Change.org, one of the most widely used petition websites, with over 35 million users in 196 countries, was hacked this weekend.

Unauthorized modifications that are said to have been “cosmetic” in nature were made Friday to twelve petitions hosted on the site, according to a spokesman for the organization.

From CNN:

No personal information was stolen, spokesman Benjamin Joffe-Walt said in a written statement. He added that none of the 12 petitions targeted had its number of signatures affected.

The modified petitions included one calling for officials to end the prosecution of a Florida teen charged in connection with a same-sex relationship with a 14-year-old; a petition to close the detention center at Guantanamo Bay; and a petition and to allow gay Boy Scouts leaders, said Brianna Cayo-Cotter, a spokeswoman for Change.org.

The organization said its website was taken offline while a “minor vulnerability” exploited by a hacker was fixed.  Apparently the hacker had modified text and photos on those twelve petitions after gaining access to the site.

The petition to end the prosecution of the Florida teen in question is likely for that of 18 year old Kaitlyn Hunt, a story that has made nationwide headlines in recent weeks.  Her father, Steven Hunt, set up a Change.org petition over a week ago to “Stop the prosecution of an 18 year old girl in a same-sex relationship.”

Kaitlyn Hunt was expelled from Sebastian High School and arrested and charged with two counts of lewd and lascivious battery of a child 12 to 16 years of age after it was discovered she was in a consenting relationship with a 14 year old female student.

The hacker collective Anonymous has been outspoken in its support of Hunt, and has lobbied for the resignation of the officials involved in prosecuting the girl.

In the letter released by Anonymous, the group claims the Indian River County State Attorney’s Office has “lost perspective” and vows to put together a petition with 200,000 signatures on it calling for the resignation of the officials involved.

“The truth is, Kaitlyn Hunt is a bright young girl who was involved in a consensual, same-sex relationship while both she and her partner were minors. She has a big future ahead of her and there are people, thousands of people in fact, that have no intention of allowing you to ruin it with your rotten selective enforcement.”

The group also cites alleged intolerance by the younger girl’s parents. Kaitlyn’s mother had previously posted on a Facebook page, entitled “Free Kate,” that the girlfriend’s parents “conspired with police to entrap Kaitlyn” because they disapproved of the relationship.

Also mentioned by Change.org as one of the affected petitions was one to close the detention center at Guantanamo Bay.

Threats from Anonymous and its “Operation Guantanamo” campaign, also known as #OpGTMO, recently forced the US military to shut down Wi-Fi access at the Guantanamo facility as a precautionary measure.

But Change.org does not believe that the affected petitions on its site were targeted for any particular reason related to the causes they represent.  A spokesman said that the petitions were all in a featured section of the website and they believe that is why they were selected.

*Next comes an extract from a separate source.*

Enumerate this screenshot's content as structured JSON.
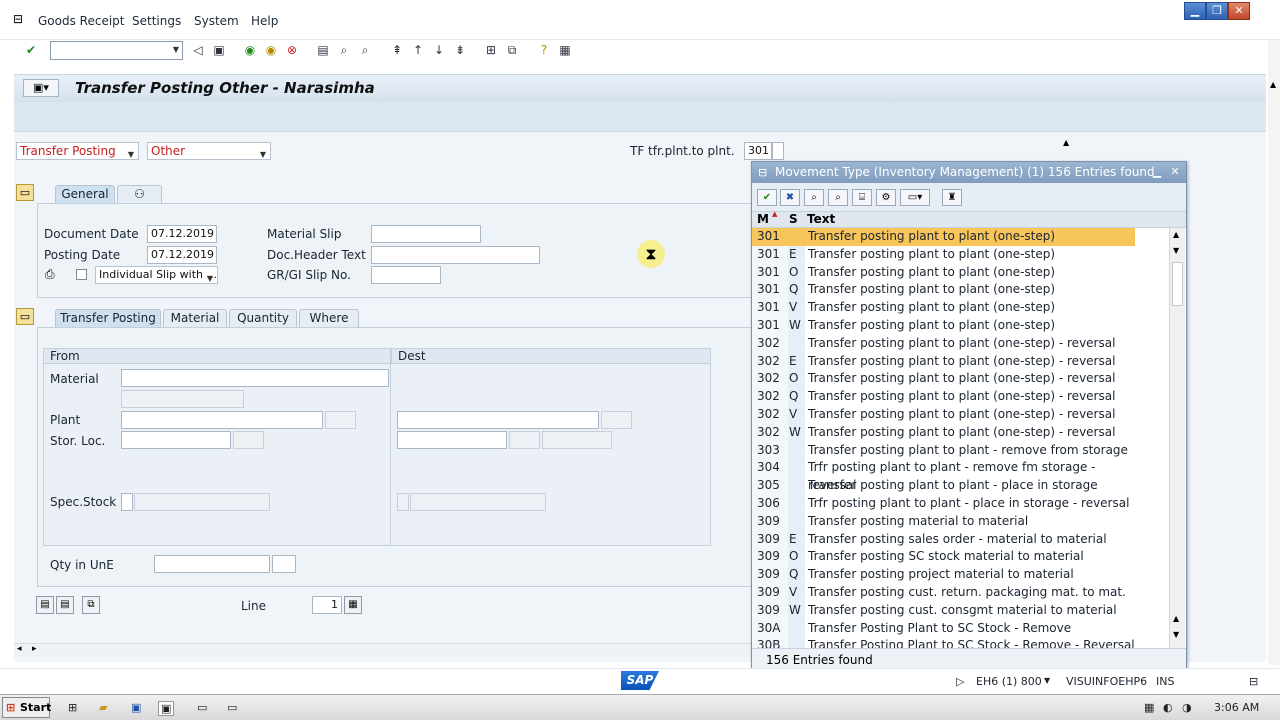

In 2012, hackers claiming support for a “Save the Arctic” campaign leaked the employee email addresses and passwords from five of the world’s prominent oil companies said to be drilling in the Arctic, and then used that information to add over 96,000 signatures to a Greenpeace “Save the Arctic” petition.  The action drew criticism from some supporters at the time who worried it would invalidate the petition.

Change.org fared better in Friday’s incident.  As noted, the affected petitions experienced no change in signatures as the result of the website’s intrusion.